It has just hit me.  I miss home.  Sometimes you feel drawn to certain things, and sometimes certain things cause you to discover your true emotions.  And nothing is as effective in doing so as a song.   I have over 32 gigs of music in my Itunes, and when I am relaxing at my apartment, I enjoy putting it on shuffle.  Many times, I will hear a song from a familiar artist for the first time.  And many times, I will hear a song that I love that I haven't heard in a long time, and upon hearing that song, it will take on an entirely different meaning.  And that just happened with this song (He begins playing at 1:30.)

Don't get me wrong.  I love it here in Korea.  I haven't grown tired of the food, and probably never will.  My city is in a breathtaking sea of mountains.  The women here are absolutely gorgeous.  The people are indescribably kind, and always tell me that I am handsome.  I have a wonderful job.  My apartment is comfortable.  I have made a lot of good friends.  I have a church home here beyond anything I could have expected.

But despite all of that, I am beginning miss home.  I would kill to eat a gyro with hummus, and french fries.  A shrimp po-boy, a large medium rare ribeye, and some red beans and rice would be nice also.  Football season will begin in a matter of weeks, and I am as excited about it as ever, but I will have to stay up in the middle of the night to catch LSU and the Saints.  I enjoy talking about it, but nobody seems to be interested in it here.  Whenever I find somebody who shares a similar interest, it's like taking a huge breath after holding it under water for a long period of time.  I miss driving.  Walking is nice, but sometimes I feel out of place doing so.  I know the exact point where I will begin to sweat on my daily fifteen-minute walk to school.  And I do so profusely.  I miss having a dryer.  Hanging clothes to dry is inconvenient, and it stretches the elastics.  I bought fabric softener for the first time, and I am unsure if I am using it correctly, so there is a chance that I could be wasting my money.

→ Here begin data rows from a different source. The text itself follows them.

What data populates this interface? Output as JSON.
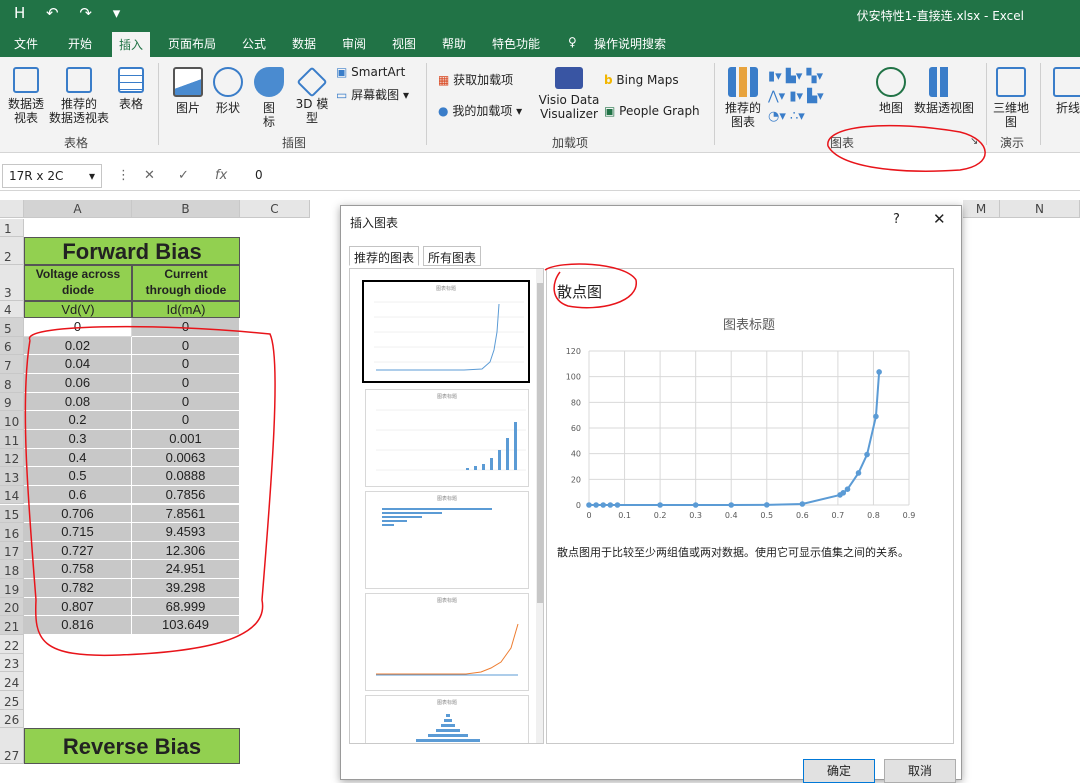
{
  "title_bar": {
    "quick_access": "H ↶ ↷ ▾",
    "title": "伏安特性1-直接连.xlsx  -  Excel"
  },
  "tabs": [
    "文件",
    "开始",
    "插入",
    "页面布局",
    "公式",
    "数据",
    "审阅",
    "视图",
    "帮助",
    "特色功能"
  ],
  "active_tab": "插入",
  "tell_me": "操作说明搜索",
  "ribbon": {
    "tables": [
      "数据透\n视表",
      "推荐的\n数据透视表",
      "表格"
    ],
    "tables_group": "表格",
    "illustrations": [
      "图片",
      "形状",
      "图\n标",
      "3D 模\n型"
    ],
    "smartart": "SmartArt",
    "screenshot": "屏幕截图",
    "illustrations_group": "插图",
    "addins": [
      "获取加载项",
      "我的加载项"
    ],
    "visio": "Visio Data\nVisualizer",
    "bing": "Bing Maps",
    "people": "People Graph",
    "addins_group": "加载项",
    "rec_charts": "推荐的\n图表",
    "map": "地图",
    "pivot_chart": "数据透视图",
    "charts_group": "图表",
    "map3d": "三维地\n图",
    "tour_group": "演示",
    "sparkline": "折线"
  },
  "formula_bar": {
    "name_box": "17R x 2C",
    "value": "0"
  },
  "columns": [
    "A",
    "B",
    "C",
    "M",
    "N"
  ],
  "sheet": {
    "forward_title": "Forward Bias",
    "header_a": "Voltage across\ndiode",
    "header_b": "Current\nthrough diode",
    "unit_a": "Vd(V)",
    "unit_b": "Id(mA)",
    "voltages": [
      "0",
      "0.02",
      "0.04",
      "0.06",
      "0.08",
      "0.2",
      "0.3",
      "0.4",
      "0.5",
      "0.6",
      "0.706",
      "0.715",
      "0.727",
      "0.758",
      "0.782",
      "0.807",
      "0.816"
    ],
    "currents": [
      "0",
      "0",
      "0",
      "0",
      "0",
      "0",
      "0.001",
      "0.0063",
      "0.0888",
      "0.7856",
      "7.8561",
      "9.4593",
      "12.306",
      "24.951",
      "39.298",
      "68.999",
      "103.649"
    ],
    "reverse_title": "Reverse Bias",
    "row_numbers": [
      "1",
      "2",
      "3",
      "4",
      "5",
      "6",
      "7",
      "8",
      "9",
      "10",
      "11",
      "12",
      "13",
      "14",
      "15",
      "16",
      "17",
      "18",
      "19",
      "20",
      "21",
      "22",
      "23",
      "24",
      "25",
      "26",
      "27"
    ]
  },
  "dialog": {
    "title": "插入图表",
    "help": "?",
    "close": "✕",
    "tab_recommended": "推荐的图表",
    "tab_all": "所有图表",
    "chart_type_name": "散点图",
    "description": "散点图用于比较至少两组值或两对数据。使用它可显示值集之间的关系。",
    "ok": "确定",
    "cancel": "取消"
  },
  "chart_data": {
    "type": "scatter",
    "title": "图表标题",
    "x": [
      0,
      0.02,
      0.04,
      0.06,
      0.08,
      0.2,
      0.3,
      0.4,
      0.5,
      0.6,
      0.706,
      0.715,
      0.727,
      0.758,
      0.782,
      0.807,
      0.816
    ],
    "y": [
      0,
      0,
      0,
      0,
      0,
      0,
      0.001,
      0.0063,
      0.0888,
      0.7856,
      7.8561,
      9.4593,
      12.306,
      24.951,
      39.298,
      68.999,
      103.649
    ],
    "xlim": [
      0,
      0.9
    ],
    "ylim": [
      0,
      120
    ],
    "xticks": [
      "0",
      "0.1",
      "0.2",
      "0.3",
      "0.4",
      "0.5",
      "0.6",
      "0.7",
      "0.8",
      "0.9"
    ],
    "yticks": [
      "0",
      "20",
      "40",
      "60",
      "80",
      "100",
      "120"
    ],
    "grid": true,
    "color": "#5b9bd5"
  },
  "thumbs": [
    "图表标题",
    "图表标题",
    "图表标题",
    "图表标题",
    "图表标题"
  ],
  "colors": {
    "excel_green": "#217346",
    "cell_green": "#92d050",
    "annotation_red": "#e8141a"
  }
}
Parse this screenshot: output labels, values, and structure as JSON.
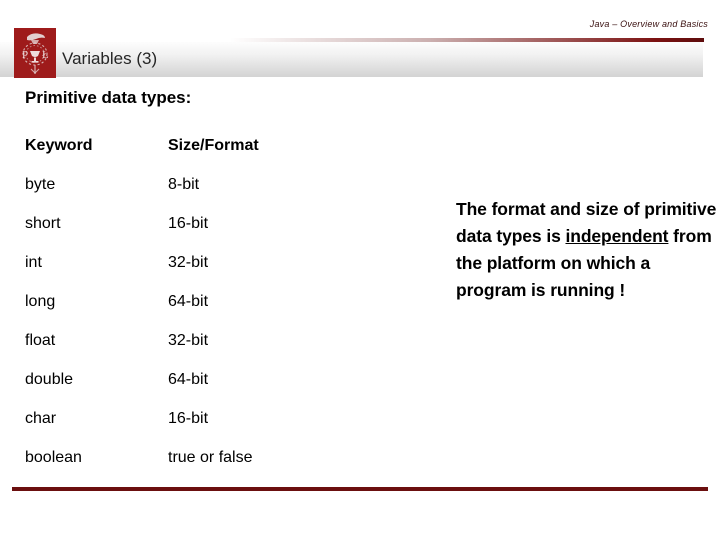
{
  "header": {
    "note": "Java – Overview and Basics",
    "title": "Variables (3)",
    "logo_icon": "university-crest-icon",
    "logo_initials": "P Ł"
  },
  "main": {
    "section_heading": "Primitive data types:",
    "table": {
      "columns": [
        "Keyword",
        "Size/Format"
      ],
      "rows": [
        {
          "keyword": "byte",
          "format": "8-bit"
        },
        {
          "keyword": "short",
          "format": "16-bit"
        },
        {
          "keyword": "int",
          "format": "32-bit"
        },
        {
          "keyword": "long",
          "format": "64-bit"
        },
        {
          "keyword": "float",
          "format": "32-bit"
        },
        {
          "keyword": "double",
          "format": "64-bit"
        },
        {
          "keyword": "char",
          "format": "16-bit"
        },
        {
          "keyword": "boolean",
          "format": "true or false"
        }
      ]
    },
    "callout": {
      "part1": "The format and size of primitive data types is ",
      "emphasis": "independent",
      "part2": " from the platform on which a program is running !"
    }
  },
  "colors": {
    "accent_dark_red": "#6b0f0f",
    "logo_red": "#9e1b1b",
    "rule_red": "#7c1212",
    "title_text": "#262626",
    "body_text": "#000000",
    "title_bar_top": "#fdfdfd",
    "title_bar_bottom": "#d3d3d3"
  }
}
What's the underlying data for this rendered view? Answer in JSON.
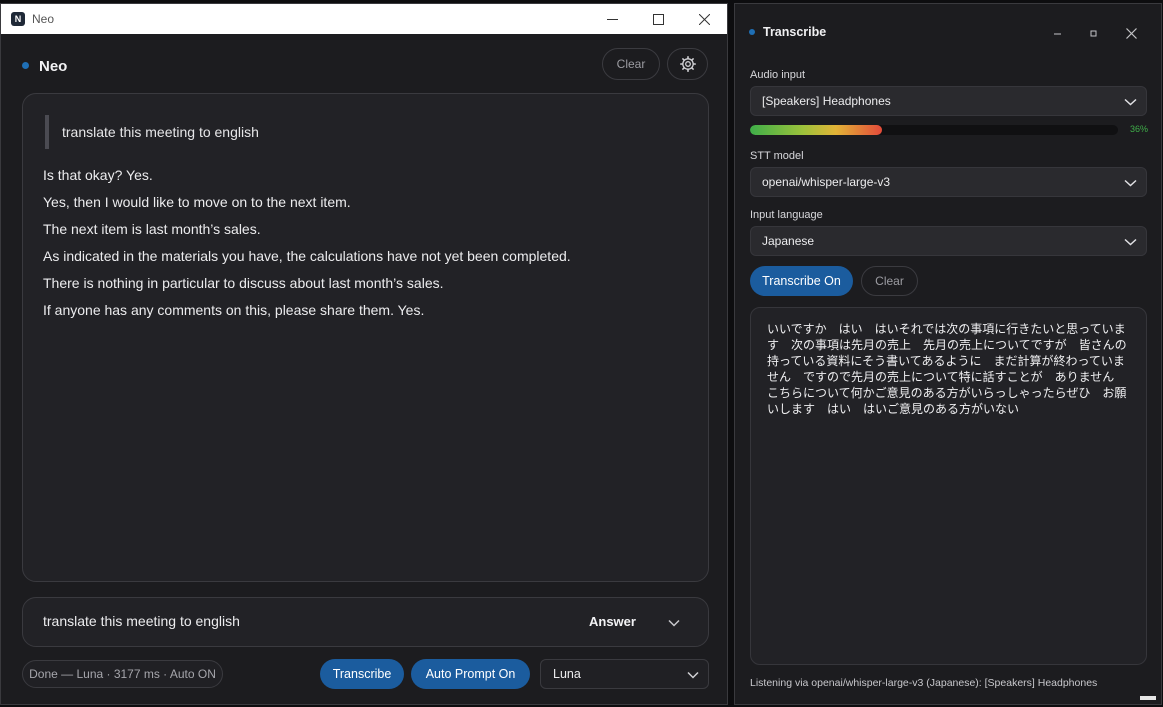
{
  "neo_window": {
    "title": "Neo",
    "app_icon_letter": "N",
    "heading": "Neo",
    "clear_label": "Clear",
    "settings_icon": "gear-icon",
    "prompt_quote": "translate this meeting to english",
    "answer_lines": [
      "Is that okay? Yes.",
      "Yes, then I would like to move on to the next item.",
      "The next item is last month’s sales.",
      "As indicated in the materials you have, the calculations have not yet been completed.",
      "There is nothing in particular to discuss about last month’s sales.",
      "If anyone has any comments on this, please share them. Yes."
    ],
    "prompt_input_value": "translate this meeting to english",
    "mode_label": "Answer",
    "status_text": "Done — Luna · 3177 ms · Auto ON",
    "transcribe_label": "Transcribe",
    "auto_prompt_label": "Auto Prompt On",
    "model_selected": "Luna",
    "accent_color": "#1b5c9e"
  },
  "transcribe_window": {
    "title": "Transcribe",
    "audio_input_label": "Audio input",
    "audio_input_value": "[Speakers] Headphones",
    "level_percent": 36,
    "level_text": "36%",
    "stt_model_label": "STT model",
    "stt_model_value": "openai/whisper-large-v3",
    "language_label": "Input language",
    "language_value": "Japanese",
    "transcribe_on_label": "Transcribe On",
    "clear_label": "Clear",
    "transcript": "いいですか　はい　はいそれでは次の事項に行きたいと思っています　次の事項は先月の売上　先月の売上についてですが　皆さんの持っている資料にそう書いてあるように　まだ計算が終わっていません　ですので先月の売上について特に話すことが　ありません　こちらについて何かご意見のある方がいらっしゃったらぜひ　お願いします　はい　はいご意見のある方がいない",
    "status_text": "Listening via openai/whisper-large-v3 (Japanese): [Speakers] Headphones"
  }
}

I just learned to read in Korean, but I do it on an elementary level.  I am able to read menus fairly well, and I am beginning to learn my students' Korean names.   The most common family names in my school are 김 (Kim), 박 (Park), 정 (Jeong), and 이 (Lee, pronounced 'ee').  Reading has been a great help, but the language barrier is still a source of stress.  It's extremely stressful to mime a gesture to somebody who has no clue as to what you are trying to convey, especially when you need something, or you are trying to tell them something important.  And I feel like an idiot when I tirelessly do what amounts to waving my arms in the face of somebody who speaks an unfamiliar language.  Before moving to Korea, I've always thought my hand gestures were good, and that I was prepared.  I've always done well in Charades and Guesstures with my friends back home, but apparently, Koreans have never played it.   Miming has only been consistently effective in causing Koreans to shake their heads while giving me a weird look.

Here in Korea, they have what is called K-pop.  I pride myself in my taste in music, and the fact that I am able to remain oblivious to all that is popular and horrid, but remaining oblivious to K-pop is impossible.  It's everywhere, and the songs are all extremely catchy, and when you are not careful, you will find yourself singing them.  Whenever I do so, I usually go to the bathroom and drink Listerine.  K-pop goes against everything I stand for musically.  I'll give you an idea of what I am up against.  You'll get the full effect if you play all of the videos at the same time.  Some of you may actually like it.

Don't get me wrong, I love Korea.  And for all of you potential teachers who are on the fence, don't allow this to discourage you.  Korea is awesome.  It's simply human nature to miss home.  And I am beginning to do so at the moment.